▸ Exercise goal: Line filter on the word "subtitle": copy each matching line from the entries.

▸ Supplied records:
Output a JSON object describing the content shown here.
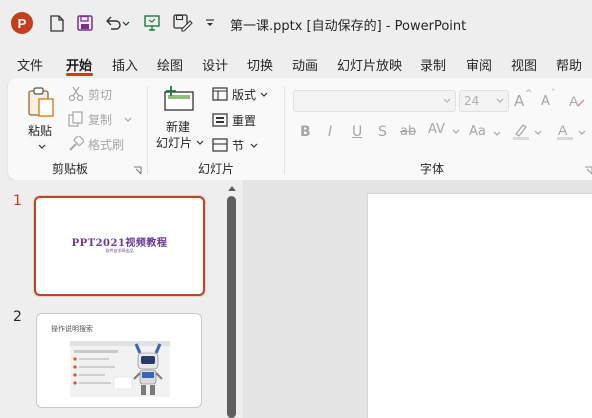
{
  "app": {
    "logo_letter": "P",
    "title": "第一课.pptx [自动保存的]  -  PowerPoint"
  },
  "quick_access": {
    "icons": [
      "new-file-icon",
      "save-icon",
      "undo-icon",
      "present-icon",
      "save-as-icon",
      "customize-icon"
    ]
  },
  "tabs": [
    {
      "label": "文件"
    },
    {
      "label": "开始"
    },
    {
      "label": "插入"
    },
    {
      "label": "绘图"
    },
    {
      "label": "设计"
    },
    {
      "label": "切换"
    },
    {
      "label": "动画"
    },
    {
      "label": "幻灯片放映"
    },
    {
      "label": "录制"
    },
    {
      "label": "审阅"
    },
    {
      "label": "视图"
    },
    {
      "label": "帮助"
    }
  ],
  "active_tab": "开始",
  "ribbon": {
    "clipboard": {
      "paste": "粘贴",
      "cut": "剪切",
      "copy": "复制",
      "format_painter": "格式刷",
      "group": "剪贴板"
    },
    "slides": {
      "new_slide_line1": "新建",
      "new_slide_line2": "幻灯片",
      "layout": "版式",
      "reset": "重置",
      "section": "节",
      "group": "幻灯片"
    },
    "font": {
      "font_name": "",
      "font_size": "24",
      "group": "字体",
      "bold": "B",
      "italic": "I",
      "underline": "U",
      "shadow": "S",
      "strikethrough": "ab",
      "spacing": "AV",
      "case": "Aa",
      "grow": "A",
      "shrink": "A"
    }
  },
  "slides": [
    {
      "number": "1",
      "title": "PPT2021视频教程",
      "subtitle": "软件自学网出品"
    },
    {
      "number": "2",
      "title": "操作说明搜索",
      "subtitle": "你的生活中的好帮手"
    }
  ],
  "colors": {
    "accent": "#c43e1c",
    "title_purple": "#6a3a9a",
    "selected_border": "#b7472a"
  }
}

▸ Solved exercise:
      "subtitle": "软件自学网出品"
      "subtitle": "你的生活中的好帮手"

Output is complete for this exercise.